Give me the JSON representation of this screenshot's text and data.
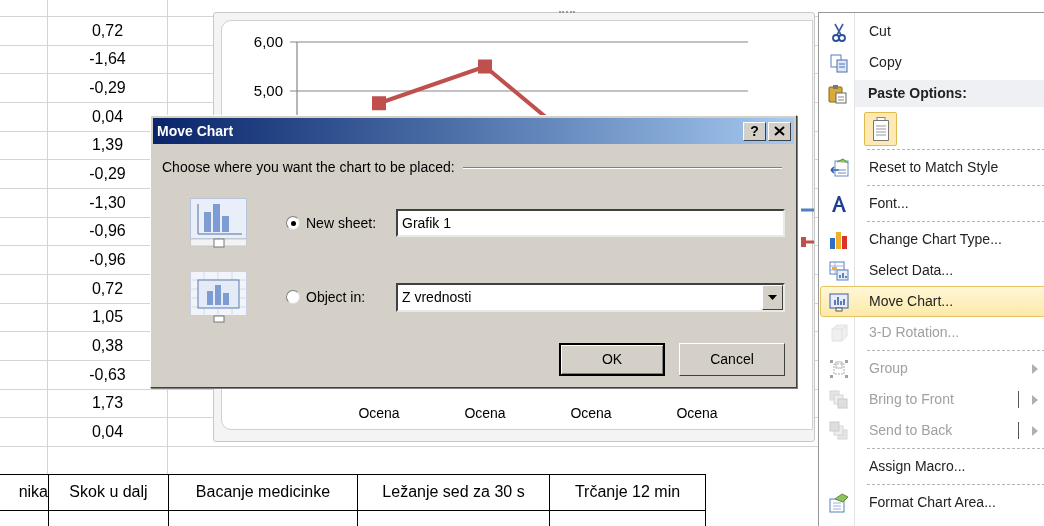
{
  "sheet": {
    "column_b": [
      "0,72",
      "-1,64",
      "-0,29",
      "0,04",
      "1,39",
      "-0,29",
      "-1,30",
      "-0,96",
      "-0,96",
      "0,72",
      "1,05",
      "0,38",
      "-0,63",
      "1,73",
      "0,04"
    ]
  },
  "table": {
    "columns": [
      "nika",
      "Skok u dalj",
      "Bacanje medicinke",
      "Ležanje sed za 30 s",
      "Trčanje 12 min"
    ]
  },
  "chart": {
    "y_axis_labels": [
      "6,00",
      "5,00"
    ],
    "category_labels": [
      "Ocena",
      "Ocena",
      "Ocena",
      "Ocena"
    ],
    "legend": [
      {
        "color": "#4f81bd",
        "marker": false
      },
      {
        "color": "#c0504d",
        "marker": true
      }
    ]
  },
  "dialog": {
    "title": "Move Chart",
    "help_button": "?",
    "prompt": "Choose where you want the chart to be placed:",
    "options": [
      {
        "label": "New sheet:",
        "selected": true,
        "field": {
          "kind": "text",
          "value": "Grafik 1"
        }
      },
      {
        "label": "Object in:",
        "selected": false,
        "field": {
          "kind": "dropdown",
          "value": "Z vrednosti"
        }
      }
    ],
    "buttons": [
      {
        "label": "OK",
        "default": true
      },
      {
        "label": "Cancel",
        "default": false
      }
    ]
  },
  "context_menu": [
    {
      "kind": "item",
      "label": "Cut",
      "disabled": false,
      "selected": false,
      "submenu": false,
      "split": false,
      "divider_above": false
    },
    {
      "kind": "item",
      "label": "Copy",
      "disabled": false,
      "selected": false,
      "submenu": false,
      "split": false,
      "divider_above": false
    },
    {
      "kind": "header",
      "label": "Paste Options:"
    },
    {
      "kind": "paste"
    },
    {
      "kind": "item",
      "label": "Reset to Match Style",
      "disabled": false,
      "selected": false,
      "submenu": false,
      "split": false,
      "divider_above": true
    },
    {
      "kind": "item",
      "label": "Font...",
      "disabled": false,
      "selected": false,
      "submenu": false,
      "split": false,
      "divider_above": true
    },
    {
      "kind": "item",
      "label": "Change Chart Type...",
      "disabled": false,
      "selected": false,
      "submenu": false,
      "split": false,
      "divider_above": true
    },
    {
      "kind": "item",
      "label": "Select Data...",
      "disabled": false,
      "selected": false,
      "submenu": false,
      "split": false,
      "divider_above": false
    },
    {
      "kind": "item",
      "label": "Move Chart...",
      "disabled": false,
      "selected": true,
      "submenu": false,
      "split": false,
      "divider_above": false
    },
    {
      "kind": "item",
      "label": "3-D Rotation...",
      "disabled": true,
      "selected": false,
      "submenu": false,
      "split": false,
      "divider_above": false
    },
    {
      "kind": "item",
      "label": "Group",
      "disabled": true,
      "selected": false,
      "submenu": true,
      "split": false,
      "divider_above": true
    },
    {
      "kind": "item",
      "label": "Bring to Front",
      "disabled": true,
      "selected": false,
      "submenu": true,
      "split": true,
      "divider_above": false
    },
    {
      "kind": "item",
      "label": "Send to Back",
      "disabled": true,
      "selected": false,
      "submenu": true,
      "split": true,
      "divider_above": false
    },
    {
      "kind": "item",
      "label": "Assign Macro...",
      "disabled": false,
      "selected": false,
      "submenu": false,
      "split": false,
      "divider_above": true
    },
    {
      "kind": "item",
      "label": "Format Chart Area...",
      "disabled": false,
      "selected": false,
      "submenu": false,
      "split": false,
      "divider_above": true
    }
  ]
}
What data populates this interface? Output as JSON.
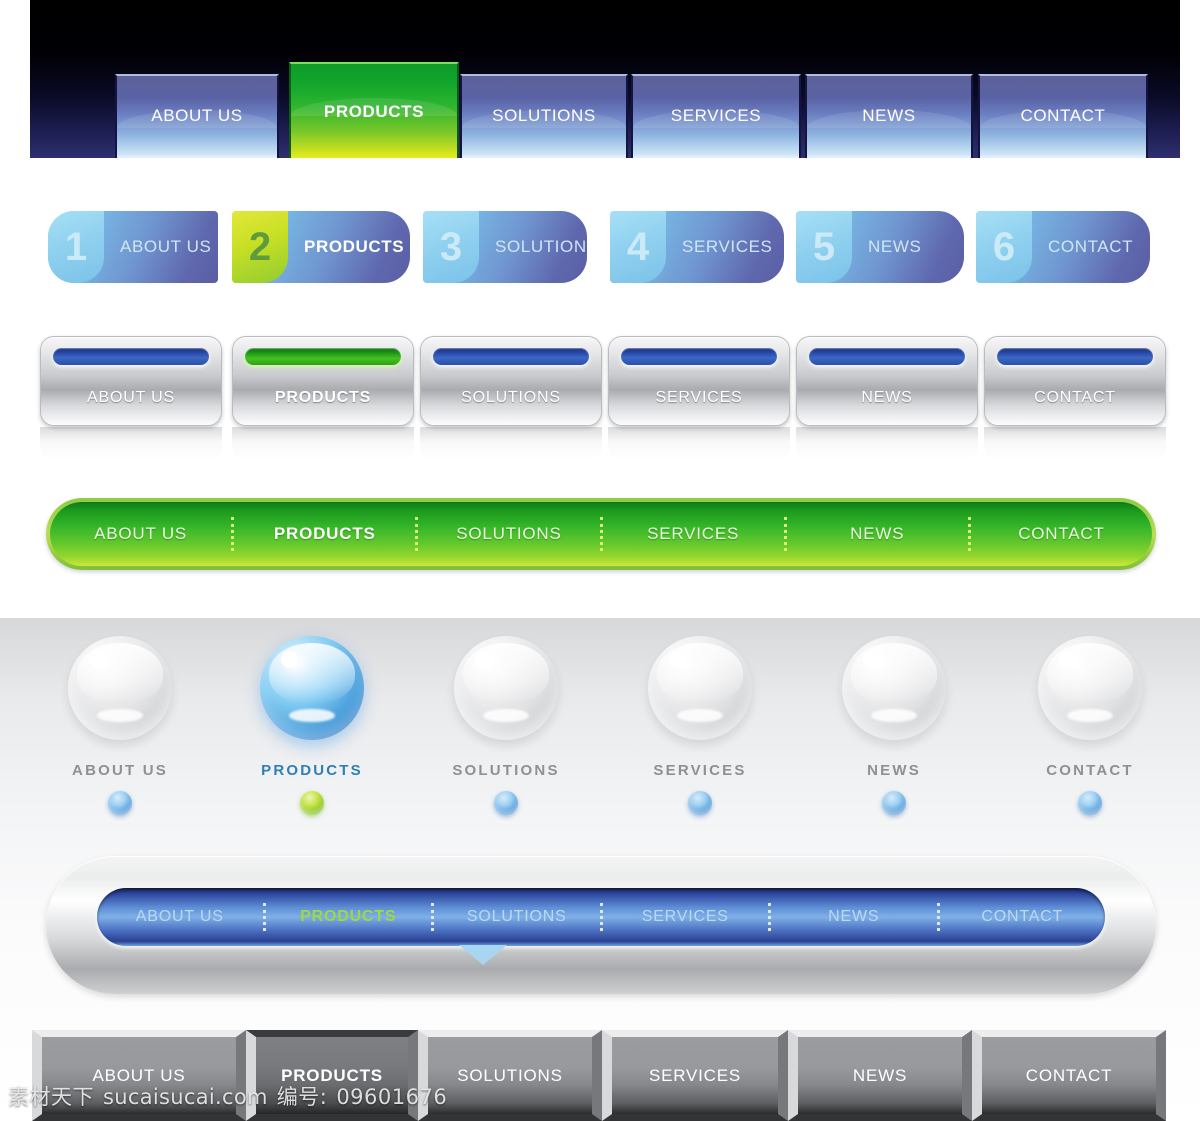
{
  "menu_items": [
    "ABOUT US",
    "PRODUCTS",
    "SOLUTIONS",
    "SERVICES",
    "NEWS",
    "CONTACT"
  ],
  "active_index": 1,
  "row1": {
    "name": "dark-header-tab-bar",
    "items": [
      "ABOUT US",
      "PRODUCTS",
      "SOLUTIONS",
      "SERVICES",
      "NEWS",
      "CONTACT"
    ]
  },
  "row2": {
    "name": "numbered-tab-bar",
    "items": [
      {
        "number": "1",
        "label": "ABOUT US"
      },
      {
        "number": "2",
        "label": "PRODUCTS"
      },
      {
        "number": "3",
        "label": "SOLUTIONS"
      },
      {
        "number": "4",
        "label": "SERVICES"
      },
      {
        "number": "5",
        "label": "NEWS"
      },
      {
        "number": "6",
        "label": "CONTACT"
      }
    ]
  },
  "row3": {
    "name": "metallic-button-bar",
    "items": [
      "ABOUT US",
      "PRODUCTS",
      "SOLUTIONS",
      "SERVICES",
      "NEWS",
      "CONTACT"
    ]
  },
  "row4": {
    "name": "green-pill-bar",
    "items": [
      "ABOUT US",
      "PRODUCTS",
      "SOLUTIONS",
      "SERVICES",
      "NEWS",
      "CONTACT"
    ]
  },
  "row5": {
    "name": "sphere-button-row",
    "items": [
      "ABOUT US",
      "PRODUCTS",
      "SOLUTIONS",
      "SERVICES",
      "NEWS",
      "CONTACT"
    ]
  },
  "row6": {
    "name": "blue-pill-bar",
    "items": [
      "ABOUT US",
      "PRODUCTS",
      "SOLUTIONS",
      "SERVICES",
      "NEWS",
      "CONTACT"
    ]
  },
  "row7": {
    "name": "bevel-grey-tab-bar",
    "items": [
      "ABOUT US",
      "PRODUCTS",
      "SOLUTIONS",
      "SERVICES",
      "NEWS",
      "CONTACT"
    ]
  },
  "watermark": {
    "brand": "素材天下",
    "site": "sucaisucai.com",
    "id_label": "编号:",
    "id_value": "09601676"
  },
  "colors": {
    "accent_green": "#35b52a",
    "accent_blue": "#2d47a0",
    "header_dark": "#000005",
    "tab_blue": "#6a7ec0",
    "active_green_text": "#9ed93f"
  }
}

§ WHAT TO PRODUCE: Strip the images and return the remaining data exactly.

§ TASK SOLUTION:
Give me the JSON representation of this screenshot's text and data.
{
  "sheet": {
    "column_b": [
      "0,72",
      "-1,64",
      "-0,29",
      "0,04",
      "1,39",
      "-0,29",
      "-1,30",
      "-0,96",
      "-0,96",
      "0,72",
      "1,05",
      "0,38",
      "-0,63",
      "1,73",
      "0,04"
    ]
  },
  "table": {
    "columns": [
      "nika",
      "Skok u dalj",
      "Bacanje medicinke",
      "Ležanje sed za 30 s",
      "Trčanje 12 min"
    ]
  },
  "chart": {
    "y_axis_labels": [
      "6,00",
      "5,00"
    ],
    "category_labels": [
      "Ocena",
      "Ocena",
      "Ocena",
      "Ocena"
    ],
    "legend": [
      {
        "color": "#4f81bd",
        "marker": false
      },
      {
        "color": "#c0504d",
        "marker": true
      }
    ]
  },
  "dialog": {
    "title": "Move Chart",
    "help_button": "?",
    "prompt": "Choose where you want the chart to be placed:",
    "options": [
      {
        "label": "New sheet:",
        "selected": true,
        "field": {
          "kind": "text",
          "value": "Grafik 1"
        }
      },
      {
        "label": "Object in:",
        "selected": false,
        "field": {
          "kind": "dropdown",
          "value": "Z vrednosti"
        }
      }
    ],
    "buttons": [
      {
        "label": "OK",
        "default": true
      },
      {
        "label": "Cancel",
        "default": false
      }
    ]
  },
  "context_menu": [
    {
      "kind": "item",
      "label": "Cut",
      "disabled": false,
      "selected": false,
      "submenu": false,
      "split": false,
      "divider_above": false
    },
    {
      "kind": "item",
      "label": "Copy",
      "disabled": false,
      "selected": false,
      "submenu": false,
      "split": false,
      "divider_above": false
    },
    {
      "kind": "header",
      "label": "Paste Options:"
    },
    {
      "kind": "paste"
    },
    {
      "kind": "item",
      "label": "Reset to Match Style",
      "disabled": false,
      "selected": false,
      "submenu": false,
      "split": false,
      "divider_above": true
    },
    {
      "kind": "item",
      "label": "Font...",
      "disabled": false,
      "selected": false,
      "submenu": false,
      "split": false,
      "divider_above": true
    },
    {
      "kind": "item",
      "label": "Change Chart Type...",
      "disabled": false,
      "selected": false,
      "submenu": false,
      "split": false,
      "divider_above": true
    },
    {
      "kind": "item",
      "label": "Select Data...",
      "disabled": false,
      "selected": false,
      "submenu": false,
      "split": false,
      "divider_above": false
    },
    {
      "kind": "item",
      "label": "Move Chart...",
      "disabled": false,
      "selected": true,
      "submenu": false,
      "split": false,
      "divider_above": false
    },
    {
      "kind": "item",
      "label": "3-D Rotation...",
      "disabled": true,
      "selected": false,
      "submenu": false,
      "split": false,
      "divider_above": false
    },
    {
      "kind": "item",
      "label": "Group",
      "disabled": true,
      "selected": false,
      "submenu": true,
      "split": false,
      "divider_above": true
    },
    {
      "kind": "item",
      "label": "Bring to Front",
      "disabled": true,
      "selected": false,
      "submenu": true,
      "split": true,
      "divider_above": false
    },
    {
      "kind": "item",
      "label": "Send to Back",
      "disabled": true,
      "selected": false,
      "submenu": true,
      "split": true,
      "divider_above": false
    },
    {
      "kind": "item",
      "label": "Assign Macro...",
      "disabled": false,
      "selected": false,
      "submenu": false,
      "split": false,
      "divider_above": true
    },
    {
      "kind": "item",
      "label": "Format Chart Area...",
      "disabled": false,
      "selected": false,
      "submenu": false,
      "split": false,
      "divider_above": true
    }
  ]
}
What data populates this interface? Output as JSON.
{
  "menu_items": [
    "ABOUT US",
    "PRODUCTS",
    "SOLUTIONS",
    "SERVICES",
    "NEWS",
    "CONTACT"
  ],
  "active_index": 1,
  "row1": {
    "name": "dark-header-tab-bar",
    "items": [
      "ABOUT US",
      "PRODUCTS",
      "SOLUTIONS",
      "SERVICES",
      "NEWS",
      "CONTACT"
    ]
  },
  "row2": {
    "name": "numbered-tab-bar",
    "items": [
      {
        "number": "1",
        "label": "ABOUT US"
      },
      {
        "number": "2",
        "label": "PRODUCTS"
      },
      {
        "number": "3",
        "label": "SOLUTIONS"
      },
      {
        "number": "4",
        "label": "SERVICES"
      },
      {
        "number": "5",
        "label": "NEWS"
      },
      {
        "number": "6",
        "label": "CONTACT"
      }
    ]
  },
  "row3": {
    "name": "metallic-button-bar",
    "items": [
      "ABOUT US",
      "PRODUCTS",
      "SOLUTIONS",
      "SERVICES",
      "NEWS",
      "CONTACT"
    ]
  },
  "row4": {
    "name": "green-pill-bar",
    "items": [
      "ABOUT US",
      "PRODUCTS",
      "SOLUTIONS",
      "SERVICES",
      "NEWS",
      "CONTACT"
    ]
  },
  "row5": {
    "name": "sphere-button-row",
    "items": [
      "ABOUT US",
      "PRODUCTS",
      "SOLUTIONS",
      "SERVICES",
      "NEWS",
      "CONTACT"
    ]
  },
  "row6": {
    "name": "blue-pill-bar",
    "items": [
      "ABOUT US",
      "PRODUCTS",
      "SOLUTIONS",
      "SERVICES",
      "NEWS",
      "CONTACT"
    ]
  },
  "row7": {
    "name": "bevel-grey-tab-bar",
    "items": [
      "ABOUT US",
      "PRODUCTS",
      "SOLUTIONS",
      "SERVICES",
      "NEWS",
      "CONTACT"
    ]
  },
  "watermark": {
    "brand": "素材天下",
    "site": "sucaisucai.com",
    "id_label": "编号:",
    "id_value": "09601676"
  },
  "colors": {
    "accent_green": "#35b52a",
    "accent_blue": "#2d47a0",
    "header_dark": "#000005",
    "tab_blue": "#6a7ec0",
    "active_green_text": "#9ed93f"
  }
}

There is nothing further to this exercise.